(Page and application data records)
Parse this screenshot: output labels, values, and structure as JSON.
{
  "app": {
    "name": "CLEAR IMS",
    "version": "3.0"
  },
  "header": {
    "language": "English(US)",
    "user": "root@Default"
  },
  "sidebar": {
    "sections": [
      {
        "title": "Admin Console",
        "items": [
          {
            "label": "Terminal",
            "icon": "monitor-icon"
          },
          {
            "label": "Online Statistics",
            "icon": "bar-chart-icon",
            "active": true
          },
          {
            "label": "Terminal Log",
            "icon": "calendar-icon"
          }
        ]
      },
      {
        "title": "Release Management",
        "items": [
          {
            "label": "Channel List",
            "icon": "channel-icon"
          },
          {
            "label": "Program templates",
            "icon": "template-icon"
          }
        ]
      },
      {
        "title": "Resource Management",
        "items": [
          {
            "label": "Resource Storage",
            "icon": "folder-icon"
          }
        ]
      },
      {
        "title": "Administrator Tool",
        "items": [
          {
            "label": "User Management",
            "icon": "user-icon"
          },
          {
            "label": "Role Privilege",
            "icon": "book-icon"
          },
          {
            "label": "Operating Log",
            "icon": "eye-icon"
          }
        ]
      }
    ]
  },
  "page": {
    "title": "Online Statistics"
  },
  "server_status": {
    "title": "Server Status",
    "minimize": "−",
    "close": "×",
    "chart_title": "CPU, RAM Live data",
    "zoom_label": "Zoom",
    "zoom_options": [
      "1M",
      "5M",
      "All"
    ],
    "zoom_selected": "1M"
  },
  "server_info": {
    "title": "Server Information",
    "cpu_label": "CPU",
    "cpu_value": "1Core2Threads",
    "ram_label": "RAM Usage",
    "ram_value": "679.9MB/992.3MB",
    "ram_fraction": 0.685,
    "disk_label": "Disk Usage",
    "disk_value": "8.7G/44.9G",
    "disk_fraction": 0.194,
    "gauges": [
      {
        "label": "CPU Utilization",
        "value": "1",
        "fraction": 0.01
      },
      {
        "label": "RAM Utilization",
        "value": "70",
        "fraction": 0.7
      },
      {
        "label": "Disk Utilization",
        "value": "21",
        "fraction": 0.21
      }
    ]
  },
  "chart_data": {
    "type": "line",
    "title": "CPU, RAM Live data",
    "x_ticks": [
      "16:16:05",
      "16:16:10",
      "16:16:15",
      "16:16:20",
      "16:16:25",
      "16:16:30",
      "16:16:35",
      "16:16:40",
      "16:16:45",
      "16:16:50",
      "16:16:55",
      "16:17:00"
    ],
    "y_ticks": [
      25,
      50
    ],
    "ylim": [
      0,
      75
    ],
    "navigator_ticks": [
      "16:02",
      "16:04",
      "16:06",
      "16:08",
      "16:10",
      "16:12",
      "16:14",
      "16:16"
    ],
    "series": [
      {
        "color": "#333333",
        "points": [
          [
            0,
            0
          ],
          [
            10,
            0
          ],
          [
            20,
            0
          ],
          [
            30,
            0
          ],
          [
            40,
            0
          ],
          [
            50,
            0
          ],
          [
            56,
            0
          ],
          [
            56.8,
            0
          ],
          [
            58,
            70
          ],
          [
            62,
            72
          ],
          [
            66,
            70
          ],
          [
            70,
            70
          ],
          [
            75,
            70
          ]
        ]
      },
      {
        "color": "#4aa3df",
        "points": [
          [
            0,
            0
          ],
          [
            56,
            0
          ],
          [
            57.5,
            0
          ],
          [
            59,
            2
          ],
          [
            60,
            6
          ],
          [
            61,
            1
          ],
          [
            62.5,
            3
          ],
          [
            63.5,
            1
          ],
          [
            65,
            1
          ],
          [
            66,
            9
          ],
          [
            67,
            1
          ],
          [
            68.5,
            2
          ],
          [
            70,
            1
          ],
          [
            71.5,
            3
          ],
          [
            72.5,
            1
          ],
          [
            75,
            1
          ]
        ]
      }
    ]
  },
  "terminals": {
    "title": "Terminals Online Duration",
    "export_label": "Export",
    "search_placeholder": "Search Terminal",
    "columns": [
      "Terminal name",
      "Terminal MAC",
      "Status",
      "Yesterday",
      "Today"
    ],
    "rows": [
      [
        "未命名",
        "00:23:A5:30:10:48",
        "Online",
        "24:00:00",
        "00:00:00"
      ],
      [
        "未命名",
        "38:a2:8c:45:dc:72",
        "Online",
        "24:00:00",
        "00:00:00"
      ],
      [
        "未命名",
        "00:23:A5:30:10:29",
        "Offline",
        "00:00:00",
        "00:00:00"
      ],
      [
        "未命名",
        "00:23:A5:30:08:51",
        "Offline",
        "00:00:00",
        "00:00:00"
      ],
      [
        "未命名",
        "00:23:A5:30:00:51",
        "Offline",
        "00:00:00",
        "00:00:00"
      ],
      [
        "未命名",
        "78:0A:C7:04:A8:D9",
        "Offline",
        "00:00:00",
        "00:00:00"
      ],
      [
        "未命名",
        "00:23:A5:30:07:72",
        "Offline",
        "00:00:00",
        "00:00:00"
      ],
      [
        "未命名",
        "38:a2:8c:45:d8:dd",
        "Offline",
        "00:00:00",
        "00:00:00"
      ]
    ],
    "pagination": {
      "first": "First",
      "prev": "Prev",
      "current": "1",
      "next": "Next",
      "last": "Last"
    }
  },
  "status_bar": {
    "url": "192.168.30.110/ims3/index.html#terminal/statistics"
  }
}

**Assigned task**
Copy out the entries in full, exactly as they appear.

**Solution to this problem**
Parse this screenshot: output labels, values, and structure as JSON.
{
  "app": {
    "name": "CLEAR IMS",
    "version": "3.0"
  },
  "header": {
    "language": "English(US)",
    "user": "root@Default"
  },
  "sidebar": {
    "sections": [
      {
        "title": "Admin Console",
        "items": [
          {
            "label": "Terminal",
            "icon": "monitor-icon"
          },
          {
            "label": "Online Statistics",
            "icon": "bar-chart-icon",
            "active": true
          },
          {
            "label": "Terminal Log",
            "icon": "calendar-icon"
          }
        ]
      },
      {
        "title": "Release Management",
        "items": [
          {
            "label": "Channel List",
            "icon": "channel-icon"
          },
          {
            "label": "Program templates",
            "icon": "template-icon"
          }
        ]
      },
      {
        "title": "Resource Management",
        "items": [
          {
            "label": "Resource Storage",
            "icon": "folder-icon"
          }
        ]
      },
      {
        "title": "Administrator Tool",
        "items": [
          {
            "label": "User Management",
            "icon": "user-icon"
          },
          {
            "label": "Role Privilege",
            "icon": "book-icon"
          },
          {
            "label": "Operating Log",
            "icon": "eye-icon"
          }
        ]
      }
    ]
  },
  "page": {
    "title": "Online Statistics"
  },
  "server_status": {
    "title": "Server Status",
    "minimize": "−",
    "close": "×",
    "chart_title": "CPU, RAM Live data",
    "zoom_label": "Zoom",
    "zoom_options": [
      "1M",
      "5M",
      "All"
    ],
    "zoom_selected": "1M"
  },
  "server_info": {
    "title": "Server Information",
    "cpu_label": "CPU",
    "cpu_value": "1Core2Threads",
    "ram_label": "RAM Usage",
    "ram_value": "679.9MB/992.3MB",
    "ram_fraction": 0.685,
    "disk_label": "Disk Usage",
    "disk_value": "8.7G/44.9G",
    "disk_fraction": 0.194,
    "gauges": [
      {
        "label": "CPU Utilization",
        "value": "1",
        "fraction": 0.01
      },
      {
        "label": "RAM Utilization",
        "value": "70",
        "fraction": 0.7
      },
      {
        "label": "Disk Utilization",
        "value": "21",
        "fraction": 0.21
      }
    ]
  },
  "chart_data": {
    "type": "line",
    "title": "CPU, RAM Live data",
    "x_ticks": [
      "16:16:05",
      "16:16:10",
      "16:16:15",
      "16:16:20",
      "16:16:25",
      "16:16:30",
      "16:16:35",
      "16:16:40",
      "16:16:45",
      "16:16:50",
      "16:16:55",
      "16:17:00"
    ],
    "y_ticks": [
      25,
      50
    ],
    "ylim": [
      0,
      75
    ],
    "navigator_ticks": [
      "16:02",
      "16:04",
      "16:06",
      "16:08",
      "16:10",
      "16:12",
      "16:14",
      "16:16"
    ],
    "series": [
      {
        "color": "#333333",
        "points": [
          [
            0,
            0
          ],
          [
            10,
            0
          ],
          [
            20,
            0
          ],
          [
            30,
            0
          ],
          [
            40,
            0
          ],
          [
            50,
            0
          ],
          [
            56,
            0
          ],
          [
            56.8,
            0
          ],
          [
            58,
            70
          ],
          [
            62,
            72
          ],
          [
            66,
            70
          ],
          [
            70,
            70
          ],
          [
            75,
            70
          ]
        ]
      },
      {
        "color": "#4aa3df",
        "points": [
          [
            0,
            0
          ],
          [
            56,
            0
          ],
          [
            57.5,
            0
          ],
          [
            59,
            2
          ],
          [
            60,
            6
          ],
          [
            61,
            1
          ],
          [
            62.5,
            3
          ],
          [
            63.5,
            1
          ],
          [
            65,
            1
          ],
          [
            66,
            9
          ],
          [
            67,
            1
          ],
          [
            68.5,
            2
          ],
          [
            70,
            1
          ],
          [
            71.5,
            3
          ],
          [
            72.5,
            1
          ],
          [
            75,
            1
          ]
        ]
      }
    ]
  },
  "terminals": {
    "title": "Terminals Online Duration",
    "export_label": "Export",
    "search_placeholder": "Search Terminal",
    "columns": [
      "Terminal name",
      "Terminal MAC",
      "Status",
      "Yesterday",
      "Today"
    ],
    "rows": [
      [
        "未命名",
        "00:23:A5:30:10:48",
        "Online",
        "24:00:00",
        "00:00:00"
      ],
      [
        "未命名",
        "38:a2:8c:45:dc:72",
        "Online",
        "24:00:00",
        "00:00:00"
      ],
      [
        "未命名",
        "00:23:A5:30:10:29",
        "Offline",
        "00:00:00",
        "00:00:00"
      ],
      [
        "未命名",
        "00:23:A5:30:08:51",
        "Offline",
        "00:00:00",
        "00:00:00"
      ],
      [
        "未命名",
        "00:23:A5:30:00:51",
        "Offline",
        "00:00:00",
        "00:00:00"
      ],
      [
        "未命名",
        "78:0A:C7:04:A8:D9",
        "Offline",
        "00:00:00",
        "00:00:00"
      ],
      [
        "未命名",
        "00:23:A5:30:07:72",
        "Offline",
        "00:00:00",
        "00:00:00"
      ],
      [
        "未命名",
        "38:a2:8c:45:d8:dd",
        "Offline",
        "00:00:00",
        "00:00:00"
      ]
    ],
    "pagination": {
      "first": "First",
      "prev": "Prev",
      "current": "1",
      "next": "Next",
      "last": "Last"
    }
  },
  "status_bar": {
    "url": "192.168.30.110/ims3/index.html#terminal/statistics"
  }
}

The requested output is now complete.